FRANKFURT (Reuters) - The German government is in talks with oil and gas producer Wintershall Dea after a media report that the company's Russian gas condensate production helps support the Russian war effort against Ukraine, a spokesperson said.
The German government spokesperson declined to comment on details of the media report in a regular government news conference on Monday but said Berlin was in talks with Wintershall.
The spokesperson added that Germany stood by Ukraine.
Asked for a comment, Wintershall Dea has pointed to its statement on Friday saying it rejected the accusations and reserved the right to consider legal action.

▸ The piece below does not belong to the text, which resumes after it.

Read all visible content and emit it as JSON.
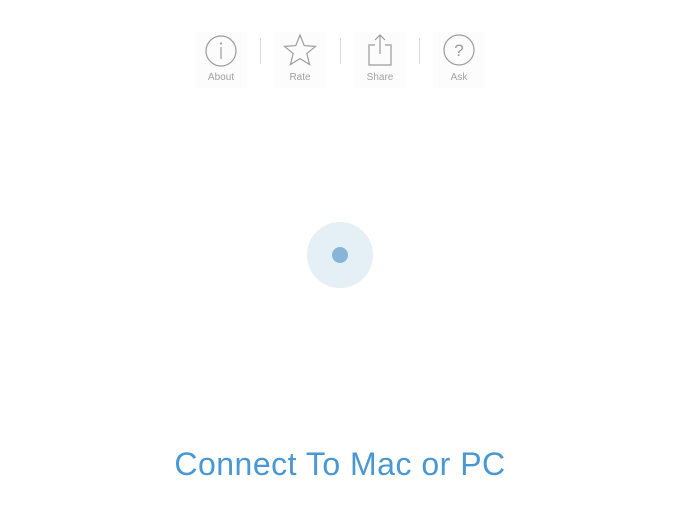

German magazine Spiegel and public broadcaster ZDF had reported on Friday that their investigations had shown that gas condensate produced in Russia by joint ventures between Wintershall Dea and Gazprom was processed into jet fuel, among other uses.
Citing a military expert, the outlets said the jet fuel delivered by Wintershall Dea to Gazprom could be used for military purposes.
"The accusation that condensate from the Achimov formation, which Wintershall Dea is involved in producing via joint ventures, is being used directly or conceivably even indirectly for the war of aggression is dishonest and untenable," Wintershall Chief Executive Mario Mehren said in its statement.
After Russia's invasion of Ukraine on Feb. 24, Wintershall Dea said it had stopped all new exploration projects and written off its participation in the Nord Stream 2 pipeline, but could not simply abandon its assets - while being unable to access the profit - as that would be a free gift to the Kremlin.
Leaving Russia was legally difficult as disposing of shares in companies there required Russian government approval, Mehren said in the note.
Wintershall Dea had no influence over gas and condensate deliveries from two joint ventures, Achimgaz and Achim Development, to Gazprom, but they were marketed mostly for petrochemical applications, it said.
The third joint venture, Severneftegazprom, does not produce gas condensate, it added.
(Reporting by Vera Eckert and Matthias Williams, editing by David Evans)